• Required work: What lines of the listing below contain the word "icon"? Copy each of them out.

• Material for this task:
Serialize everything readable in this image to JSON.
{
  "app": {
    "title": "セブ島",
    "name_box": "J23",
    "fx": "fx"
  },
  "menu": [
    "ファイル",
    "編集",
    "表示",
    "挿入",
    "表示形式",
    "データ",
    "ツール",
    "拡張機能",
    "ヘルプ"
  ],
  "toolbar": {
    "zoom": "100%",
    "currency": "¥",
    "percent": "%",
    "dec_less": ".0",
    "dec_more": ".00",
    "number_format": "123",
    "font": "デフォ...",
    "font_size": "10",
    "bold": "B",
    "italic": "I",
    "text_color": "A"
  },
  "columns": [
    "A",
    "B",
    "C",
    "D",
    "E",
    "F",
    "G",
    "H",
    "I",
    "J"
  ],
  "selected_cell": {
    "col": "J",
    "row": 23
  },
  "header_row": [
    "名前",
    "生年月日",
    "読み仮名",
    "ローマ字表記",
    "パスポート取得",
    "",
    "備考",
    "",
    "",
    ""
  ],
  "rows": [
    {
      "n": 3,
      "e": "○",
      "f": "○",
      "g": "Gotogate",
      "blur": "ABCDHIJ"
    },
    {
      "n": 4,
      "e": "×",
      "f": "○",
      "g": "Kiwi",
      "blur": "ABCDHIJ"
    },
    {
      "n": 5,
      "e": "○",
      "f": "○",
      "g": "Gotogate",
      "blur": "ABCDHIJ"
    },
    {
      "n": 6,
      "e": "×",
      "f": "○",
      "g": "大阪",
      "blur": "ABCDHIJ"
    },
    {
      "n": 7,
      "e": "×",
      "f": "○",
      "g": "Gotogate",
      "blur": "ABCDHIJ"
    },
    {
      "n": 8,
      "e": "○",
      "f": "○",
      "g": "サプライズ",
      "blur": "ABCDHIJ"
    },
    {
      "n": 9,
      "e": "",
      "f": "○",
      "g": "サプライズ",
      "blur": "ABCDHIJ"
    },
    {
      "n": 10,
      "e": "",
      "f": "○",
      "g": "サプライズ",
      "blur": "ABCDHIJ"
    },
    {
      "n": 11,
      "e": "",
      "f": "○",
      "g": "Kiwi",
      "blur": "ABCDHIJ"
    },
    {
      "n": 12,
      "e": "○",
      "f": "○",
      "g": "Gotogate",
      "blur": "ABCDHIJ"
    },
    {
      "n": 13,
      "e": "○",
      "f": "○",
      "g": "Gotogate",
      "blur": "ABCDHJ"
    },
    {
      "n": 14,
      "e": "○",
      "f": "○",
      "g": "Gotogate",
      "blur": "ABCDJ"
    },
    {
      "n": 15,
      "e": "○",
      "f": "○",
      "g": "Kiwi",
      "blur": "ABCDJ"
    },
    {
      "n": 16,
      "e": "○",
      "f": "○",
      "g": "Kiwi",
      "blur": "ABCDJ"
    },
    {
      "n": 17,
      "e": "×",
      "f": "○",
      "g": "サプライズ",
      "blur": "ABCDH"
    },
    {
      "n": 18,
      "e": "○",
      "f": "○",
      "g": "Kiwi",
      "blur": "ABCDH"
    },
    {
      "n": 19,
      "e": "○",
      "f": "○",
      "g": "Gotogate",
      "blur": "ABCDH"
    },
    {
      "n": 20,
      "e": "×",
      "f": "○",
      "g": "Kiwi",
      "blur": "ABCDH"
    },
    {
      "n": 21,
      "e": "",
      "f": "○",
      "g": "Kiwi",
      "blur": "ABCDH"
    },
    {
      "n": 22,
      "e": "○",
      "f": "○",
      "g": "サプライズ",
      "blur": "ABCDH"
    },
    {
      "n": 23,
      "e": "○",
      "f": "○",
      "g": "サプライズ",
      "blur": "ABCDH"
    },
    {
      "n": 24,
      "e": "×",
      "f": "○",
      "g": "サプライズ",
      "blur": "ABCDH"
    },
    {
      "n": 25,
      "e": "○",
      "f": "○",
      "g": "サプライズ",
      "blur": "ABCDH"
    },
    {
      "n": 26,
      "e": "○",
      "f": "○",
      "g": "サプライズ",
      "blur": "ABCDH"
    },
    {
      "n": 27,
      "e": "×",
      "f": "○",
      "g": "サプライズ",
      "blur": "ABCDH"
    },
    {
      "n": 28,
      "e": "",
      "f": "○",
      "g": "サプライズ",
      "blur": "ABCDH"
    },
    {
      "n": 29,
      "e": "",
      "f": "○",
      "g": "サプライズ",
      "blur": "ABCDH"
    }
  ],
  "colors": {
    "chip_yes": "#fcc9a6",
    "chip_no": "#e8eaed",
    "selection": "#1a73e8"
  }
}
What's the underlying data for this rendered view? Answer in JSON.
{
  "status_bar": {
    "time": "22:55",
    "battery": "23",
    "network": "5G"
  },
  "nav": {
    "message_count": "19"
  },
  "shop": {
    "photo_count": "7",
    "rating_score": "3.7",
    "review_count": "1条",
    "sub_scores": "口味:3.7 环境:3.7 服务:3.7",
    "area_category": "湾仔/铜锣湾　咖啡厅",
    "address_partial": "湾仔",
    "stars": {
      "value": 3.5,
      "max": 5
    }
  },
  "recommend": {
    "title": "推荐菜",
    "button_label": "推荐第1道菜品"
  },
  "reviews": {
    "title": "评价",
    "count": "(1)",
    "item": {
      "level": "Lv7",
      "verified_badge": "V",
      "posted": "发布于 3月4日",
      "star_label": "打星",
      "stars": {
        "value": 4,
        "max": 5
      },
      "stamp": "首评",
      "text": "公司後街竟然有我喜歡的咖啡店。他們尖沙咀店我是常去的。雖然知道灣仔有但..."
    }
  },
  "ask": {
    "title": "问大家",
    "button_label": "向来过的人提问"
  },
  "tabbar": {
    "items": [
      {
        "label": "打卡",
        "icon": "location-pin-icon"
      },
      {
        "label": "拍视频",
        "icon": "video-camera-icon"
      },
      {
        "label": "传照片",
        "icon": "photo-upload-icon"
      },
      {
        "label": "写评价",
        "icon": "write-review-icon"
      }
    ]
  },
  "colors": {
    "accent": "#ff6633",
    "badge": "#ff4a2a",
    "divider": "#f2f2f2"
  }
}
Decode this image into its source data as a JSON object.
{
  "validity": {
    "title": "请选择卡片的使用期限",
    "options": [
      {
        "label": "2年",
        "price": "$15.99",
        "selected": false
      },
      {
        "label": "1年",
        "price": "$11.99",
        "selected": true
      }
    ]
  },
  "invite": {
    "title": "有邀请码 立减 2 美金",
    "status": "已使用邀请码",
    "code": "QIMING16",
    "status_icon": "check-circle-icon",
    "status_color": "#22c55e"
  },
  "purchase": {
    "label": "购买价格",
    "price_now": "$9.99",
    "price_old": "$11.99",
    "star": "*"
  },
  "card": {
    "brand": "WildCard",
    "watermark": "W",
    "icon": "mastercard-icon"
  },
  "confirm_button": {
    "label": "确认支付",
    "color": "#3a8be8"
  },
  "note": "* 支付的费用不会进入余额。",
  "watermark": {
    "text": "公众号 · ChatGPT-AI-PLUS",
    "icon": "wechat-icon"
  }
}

• Result for this exercise:
        "icon": "location-pin-icon"
        "icon": "video-camera-icon"
        "icon": "photo-upload-icon"
        "icon": "write-review-icon"
    "status_icon": "check-circle-icon",
    "icon": "mastercard-icon"
    "icon": "wechat-icon"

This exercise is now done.